# What is being asked
Report all lines in the records that hold the string "arrow".

[Data about app and page elements]
━━━━━━

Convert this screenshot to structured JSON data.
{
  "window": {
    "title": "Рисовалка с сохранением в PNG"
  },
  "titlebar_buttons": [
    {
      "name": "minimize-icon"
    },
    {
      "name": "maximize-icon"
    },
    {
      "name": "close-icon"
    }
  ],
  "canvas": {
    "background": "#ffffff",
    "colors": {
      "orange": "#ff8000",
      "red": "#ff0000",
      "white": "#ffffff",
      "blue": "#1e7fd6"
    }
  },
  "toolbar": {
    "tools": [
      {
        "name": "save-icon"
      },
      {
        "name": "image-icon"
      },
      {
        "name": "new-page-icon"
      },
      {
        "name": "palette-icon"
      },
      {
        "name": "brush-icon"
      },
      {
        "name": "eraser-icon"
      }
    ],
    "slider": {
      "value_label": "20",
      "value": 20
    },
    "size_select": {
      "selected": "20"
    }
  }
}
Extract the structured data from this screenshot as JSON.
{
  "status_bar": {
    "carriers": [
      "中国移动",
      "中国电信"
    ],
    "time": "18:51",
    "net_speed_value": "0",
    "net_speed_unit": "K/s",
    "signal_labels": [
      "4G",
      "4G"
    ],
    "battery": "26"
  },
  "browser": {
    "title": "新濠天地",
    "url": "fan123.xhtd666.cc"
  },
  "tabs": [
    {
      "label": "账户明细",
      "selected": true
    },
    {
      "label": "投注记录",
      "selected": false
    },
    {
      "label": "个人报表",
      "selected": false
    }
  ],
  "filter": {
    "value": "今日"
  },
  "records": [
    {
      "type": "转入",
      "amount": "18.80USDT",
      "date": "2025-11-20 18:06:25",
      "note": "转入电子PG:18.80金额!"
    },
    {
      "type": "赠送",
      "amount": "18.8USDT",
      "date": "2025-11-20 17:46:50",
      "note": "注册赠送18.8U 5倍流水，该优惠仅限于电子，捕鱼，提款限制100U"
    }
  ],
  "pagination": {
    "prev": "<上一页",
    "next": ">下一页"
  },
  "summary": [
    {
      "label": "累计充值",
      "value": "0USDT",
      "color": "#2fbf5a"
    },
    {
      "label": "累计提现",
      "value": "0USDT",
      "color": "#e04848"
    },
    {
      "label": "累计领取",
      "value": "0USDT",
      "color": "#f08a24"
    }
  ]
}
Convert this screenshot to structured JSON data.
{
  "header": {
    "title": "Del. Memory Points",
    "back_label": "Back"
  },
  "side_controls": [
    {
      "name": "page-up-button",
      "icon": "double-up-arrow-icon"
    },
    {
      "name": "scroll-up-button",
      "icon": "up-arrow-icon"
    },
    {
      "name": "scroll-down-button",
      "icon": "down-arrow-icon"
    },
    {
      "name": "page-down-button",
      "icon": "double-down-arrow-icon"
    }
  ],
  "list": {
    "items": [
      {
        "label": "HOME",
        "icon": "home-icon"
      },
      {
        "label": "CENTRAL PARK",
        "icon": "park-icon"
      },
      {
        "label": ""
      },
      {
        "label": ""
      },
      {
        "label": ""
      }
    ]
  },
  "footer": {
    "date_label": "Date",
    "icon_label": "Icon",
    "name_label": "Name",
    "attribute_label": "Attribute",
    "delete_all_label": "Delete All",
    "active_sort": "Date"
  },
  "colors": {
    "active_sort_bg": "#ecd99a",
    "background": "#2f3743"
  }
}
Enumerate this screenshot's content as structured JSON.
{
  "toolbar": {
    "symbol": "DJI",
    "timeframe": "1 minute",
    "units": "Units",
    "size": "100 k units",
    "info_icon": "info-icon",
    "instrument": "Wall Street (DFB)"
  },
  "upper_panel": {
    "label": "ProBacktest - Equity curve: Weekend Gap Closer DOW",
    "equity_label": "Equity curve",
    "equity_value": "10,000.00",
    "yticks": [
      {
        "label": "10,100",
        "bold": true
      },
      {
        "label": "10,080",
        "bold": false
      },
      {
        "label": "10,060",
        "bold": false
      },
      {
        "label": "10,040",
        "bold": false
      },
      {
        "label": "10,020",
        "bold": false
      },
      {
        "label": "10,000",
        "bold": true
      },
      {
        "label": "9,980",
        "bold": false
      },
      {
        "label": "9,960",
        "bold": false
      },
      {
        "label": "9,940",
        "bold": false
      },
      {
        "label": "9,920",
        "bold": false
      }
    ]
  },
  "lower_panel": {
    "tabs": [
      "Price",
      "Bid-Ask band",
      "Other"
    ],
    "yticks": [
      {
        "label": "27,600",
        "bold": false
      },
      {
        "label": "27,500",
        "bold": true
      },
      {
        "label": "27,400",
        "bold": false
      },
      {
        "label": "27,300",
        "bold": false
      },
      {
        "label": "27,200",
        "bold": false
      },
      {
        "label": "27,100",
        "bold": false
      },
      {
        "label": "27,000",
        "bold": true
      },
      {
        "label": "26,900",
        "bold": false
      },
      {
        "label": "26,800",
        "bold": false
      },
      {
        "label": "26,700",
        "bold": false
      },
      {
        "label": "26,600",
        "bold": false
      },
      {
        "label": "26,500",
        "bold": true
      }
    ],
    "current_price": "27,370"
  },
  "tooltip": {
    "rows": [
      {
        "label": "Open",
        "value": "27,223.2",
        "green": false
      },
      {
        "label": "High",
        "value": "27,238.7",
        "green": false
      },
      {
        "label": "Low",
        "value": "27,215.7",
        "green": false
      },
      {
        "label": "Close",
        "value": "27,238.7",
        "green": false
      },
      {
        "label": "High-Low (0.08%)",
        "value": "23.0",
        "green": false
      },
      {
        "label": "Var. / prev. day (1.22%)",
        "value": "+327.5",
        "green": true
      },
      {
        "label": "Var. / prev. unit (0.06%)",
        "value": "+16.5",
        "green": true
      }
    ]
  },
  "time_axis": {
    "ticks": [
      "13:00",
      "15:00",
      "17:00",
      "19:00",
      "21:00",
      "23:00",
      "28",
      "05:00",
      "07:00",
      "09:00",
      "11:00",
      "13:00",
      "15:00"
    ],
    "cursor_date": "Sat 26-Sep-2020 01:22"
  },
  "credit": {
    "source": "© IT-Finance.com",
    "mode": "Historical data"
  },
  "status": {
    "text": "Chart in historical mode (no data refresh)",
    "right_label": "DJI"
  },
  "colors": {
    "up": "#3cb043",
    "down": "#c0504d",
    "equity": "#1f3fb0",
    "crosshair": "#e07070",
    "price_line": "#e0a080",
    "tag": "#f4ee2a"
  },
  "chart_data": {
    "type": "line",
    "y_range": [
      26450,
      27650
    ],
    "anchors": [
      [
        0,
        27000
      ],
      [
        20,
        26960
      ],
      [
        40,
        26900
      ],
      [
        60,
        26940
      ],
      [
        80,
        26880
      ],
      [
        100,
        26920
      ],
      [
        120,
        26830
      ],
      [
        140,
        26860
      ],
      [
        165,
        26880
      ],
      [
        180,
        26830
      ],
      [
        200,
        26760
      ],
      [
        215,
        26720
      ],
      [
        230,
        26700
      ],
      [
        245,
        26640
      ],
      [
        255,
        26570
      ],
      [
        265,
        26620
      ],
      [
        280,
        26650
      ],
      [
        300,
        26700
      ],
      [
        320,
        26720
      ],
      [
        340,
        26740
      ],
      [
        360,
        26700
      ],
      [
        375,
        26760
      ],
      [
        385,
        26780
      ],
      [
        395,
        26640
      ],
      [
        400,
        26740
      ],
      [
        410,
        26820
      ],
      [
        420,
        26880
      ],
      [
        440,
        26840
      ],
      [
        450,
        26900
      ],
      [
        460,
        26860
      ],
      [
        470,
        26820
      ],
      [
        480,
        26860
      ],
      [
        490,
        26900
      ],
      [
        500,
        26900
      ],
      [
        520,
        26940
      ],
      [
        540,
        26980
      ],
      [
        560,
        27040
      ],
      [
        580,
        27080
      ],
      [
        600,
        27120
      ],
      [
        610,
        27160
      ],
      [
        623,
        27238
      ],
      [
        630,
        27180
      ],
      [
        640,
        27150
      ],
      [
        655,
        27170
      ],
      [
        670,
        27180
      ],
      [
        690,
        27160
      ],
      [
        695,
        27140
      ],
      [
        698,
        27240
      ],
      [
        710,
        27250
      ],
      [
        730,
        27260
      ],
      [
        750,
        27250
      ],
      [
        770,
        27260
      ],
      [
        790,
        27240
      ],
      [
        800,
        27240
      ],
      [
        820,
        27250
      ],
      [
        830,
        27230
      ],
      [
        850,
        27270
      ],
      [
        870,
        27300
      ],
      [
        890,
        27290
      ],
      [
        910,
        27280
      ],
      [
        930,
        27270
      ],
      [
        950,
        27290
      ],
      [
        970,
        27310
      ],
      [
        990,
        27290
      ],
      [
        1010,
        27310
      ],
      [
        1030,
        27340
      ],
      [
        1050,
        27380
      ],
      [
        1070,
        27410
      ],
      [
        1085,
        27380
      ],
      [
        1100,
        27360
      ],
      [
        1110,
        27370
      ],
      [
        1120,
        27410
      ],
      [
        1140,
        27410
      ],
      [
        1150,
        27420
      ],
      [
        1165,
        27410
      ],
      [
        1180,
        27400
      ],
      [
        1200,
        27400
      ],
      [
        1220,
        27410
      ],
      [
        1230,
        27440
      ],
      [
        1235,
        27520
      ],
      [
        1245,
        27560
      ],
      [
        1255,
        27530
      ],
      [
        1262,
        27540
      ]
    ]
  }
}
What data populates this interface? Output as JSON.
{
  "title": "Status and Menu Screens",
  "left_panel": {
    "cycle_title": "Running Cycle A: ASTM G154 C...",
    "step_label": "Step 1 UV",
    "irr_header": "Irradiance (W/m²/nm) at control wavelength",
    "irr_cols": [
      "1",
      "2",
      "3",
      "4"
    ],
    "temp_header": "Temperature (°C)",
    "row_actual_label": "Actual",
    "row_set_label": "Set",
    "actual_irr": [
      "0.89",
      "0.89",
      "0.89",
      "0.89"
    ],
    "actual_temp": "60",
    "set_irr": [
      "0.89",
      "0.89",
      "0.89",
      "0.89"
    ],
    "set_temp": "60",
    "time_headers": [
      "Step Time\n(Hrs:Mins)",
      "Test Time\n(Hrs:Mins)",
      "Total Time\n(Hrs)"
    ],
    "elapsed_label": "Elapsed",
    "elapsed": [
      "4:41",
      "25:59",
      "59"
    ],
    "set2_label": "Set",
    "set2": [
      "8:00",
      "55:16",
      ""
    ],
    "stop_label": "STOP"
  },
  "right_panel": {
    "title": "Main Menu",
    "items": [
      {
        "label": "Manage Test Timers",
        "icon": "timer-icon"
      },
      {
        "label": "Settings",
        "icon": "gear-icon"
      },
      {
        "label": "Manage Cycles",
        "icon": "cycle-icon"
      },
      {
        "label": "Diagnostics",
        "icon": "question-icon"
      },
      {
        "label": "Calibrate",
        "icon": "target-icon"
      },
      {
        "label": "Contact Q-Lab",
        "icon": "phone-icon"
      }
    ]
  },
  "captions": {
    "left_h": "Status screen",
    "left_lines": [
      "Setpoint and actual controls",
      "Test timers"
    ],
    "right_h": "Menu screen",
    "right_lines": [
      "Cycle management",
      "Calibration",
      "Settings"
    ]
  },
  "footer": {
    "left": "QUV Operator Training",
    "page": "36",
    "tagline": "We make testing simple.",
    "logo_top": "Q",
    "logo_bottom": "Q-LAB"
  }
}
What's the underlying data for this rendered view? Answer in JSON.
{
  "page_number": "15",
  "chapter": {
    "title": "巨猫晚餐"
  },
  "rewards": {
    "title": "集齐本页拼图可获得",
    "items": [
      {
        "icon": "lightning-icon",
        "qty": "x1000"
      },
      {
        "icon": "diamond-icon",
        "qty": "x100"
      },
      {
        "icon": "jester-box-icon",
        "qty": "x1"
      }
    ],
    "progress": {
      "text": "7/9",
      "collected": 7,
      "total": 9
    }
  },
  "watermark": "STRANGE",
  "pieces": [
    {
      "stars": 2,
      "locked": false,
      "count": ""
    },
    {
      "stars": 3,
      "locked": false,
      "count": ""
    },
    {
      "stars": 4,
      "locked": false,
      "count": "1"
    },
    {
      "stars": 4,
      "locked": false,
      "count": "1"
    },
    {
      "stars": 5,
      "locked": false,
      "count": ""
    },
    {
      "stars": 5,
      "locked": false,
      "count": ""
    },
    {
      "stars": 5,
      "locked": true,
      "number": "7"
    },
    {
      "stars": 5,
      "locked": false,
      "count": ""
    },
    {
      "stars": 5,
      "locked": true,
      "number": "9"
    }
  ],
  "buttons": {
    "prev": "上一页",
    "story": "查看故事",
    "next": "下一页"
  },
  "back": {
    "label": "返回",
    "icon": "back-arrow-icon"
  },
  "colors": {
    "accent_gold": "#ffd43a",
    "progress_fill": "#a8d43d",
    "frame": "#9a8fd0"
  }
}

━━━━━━

# Answer box
      "icon": "double-up-arrow-icon"
      "icon": "up-arrow-icon"
      "icon": "down-arrow-icon"
      "icon": "double-down-arrow-icon"
    "icon": "back-arrow-icon"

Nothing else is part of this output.